Nine months later, in the midst of being rejected by his landlady’s 19-year-old daughter, Vincent murdered again, and the lower half of a woman’s body was found in the Thames.

Over the years, Van Gogh gave up on being an art dealer to be a preacher like his father, but when he failed at that, he turned to becoming a painter. His younger brother, Theo, then supported him financially for the last ten years of his life. Vincent moved back home to Holland but was thrown out by his father due to his contentious attitude. Then in 1885, after Vincent had returned to again live under his father’s roof, his preacher father was found dead on the threshold of his home one fine Sunday afternoon.

Vincent’s sisters and others blamed him indirectly for their father’s sudden death because of the unrelenting arguing and trouble he had caused, but I believe the evidence shows Vincent was more directly responsible for his father’s death, and that, in fact, he laid hands on his preacher father and killed him. He was a serial killer, after all.

Vincent then moved in with Theo in Paris in 1886, but there was a problem. Theo had an ex-girlfriend living in his apartment that he wanted out, and during a time when Theo returned to Holland for a visit, the body parts of a woman were found deposited in street urinals in Paris. Vincent had solved Theo’s problem. Vincent also traveled from Paris to London in 1887 for another murder, and a woman’s body parts were again found in the Thames.

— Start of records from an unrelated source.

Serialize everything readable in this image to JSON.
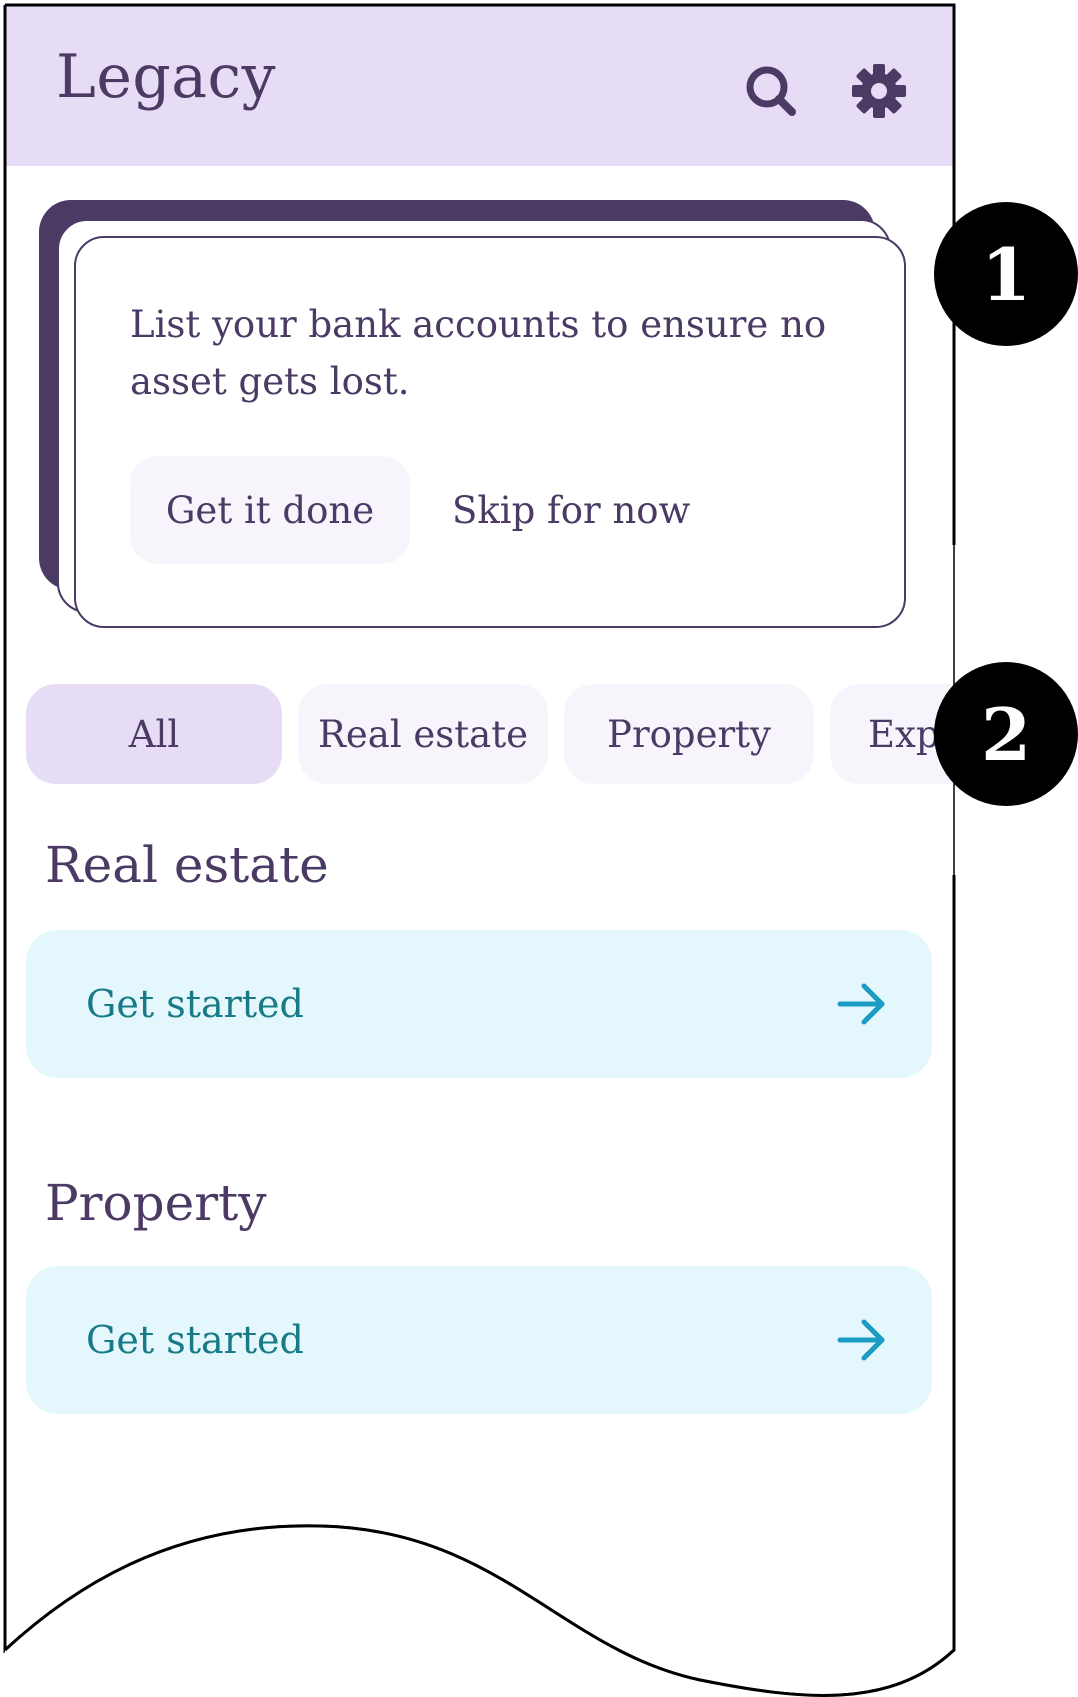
{
  "header": {
    "title": "Legacy",
    "search_icon": "search-icon",
    "settings_icon": "gear-icon",
    "background": "#e6dcf6"
  },
  "prompt_card": {
    "message": "List your bank accounts to ensure no asset gets lost.",
    "primary_label": "Get it done",
    "secondary_label": "Skip for now"
  },
  "filters": {
    "chips": [
      {
        "label": "All",
        "active": true
      },
      {
        "label": "Real estate",
        "active": false
      },
      {
        "label": "Property",
        "active": false
      },
      {
        "label": "Exp",
        "active": false
      }
    ]
  },
  "sections": [
    {
      "title": "Real estate",
      "cta_label": "Get started",
      "arrow_icon": "arrow-right-icon"
    },
    {
      "title": "Property",
      "cta_label": "Get started",
      "arrow_icon": "arrow-right-icon"
    }
  ],
  "annotations": {
    "marker_1": "1",
    "marker_2": "2"
  },
  "colors": {
    "primary_text": "#4a3a64",
    "accent_teal": "#177a86",
    "arrow_blue": "#1a9cc4",
    "cta_bg": "#e3f7fc",
    "chip_bg": "#f7f4fc"
  }
}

It was then in 1888 that Vincent moved to the South of France for something new in art and discovered that it was murder that would give him the power he needed for his paintings. He made several trips back to London from August to December and murdered seven women under the guise of his created persona, Jack the Ripper. He also killed another during this same time as himself, using his old method, making the total he killed in the year of the eights to be 8.

After cutting off his ear at the end of 1888, Vincent was in and out of the hospital and was then committed to an asylum at his own request, where he then worked on the asylum director to obtain freedom to go out into the country to paint for days at a time. Once he had obtained his freedom, he used it to travel back to London, and he killed three more in 1889.

Vincent’s final murder was his own. He shot himself in the stomach soon after he had moved closer to Paris, and he then died on July 29, 1890. His brother, Theo, then lost his mind from grief and guilt and died six months later.

In VINCENT ALIAS JACK, the words and actions of Vincent van Gogh are meticulously matched up to those of Jack the Ripper. The evidence is overwhelming, and the conclusion is unavoidable—Vincent van Gogh was Jack the Ripper!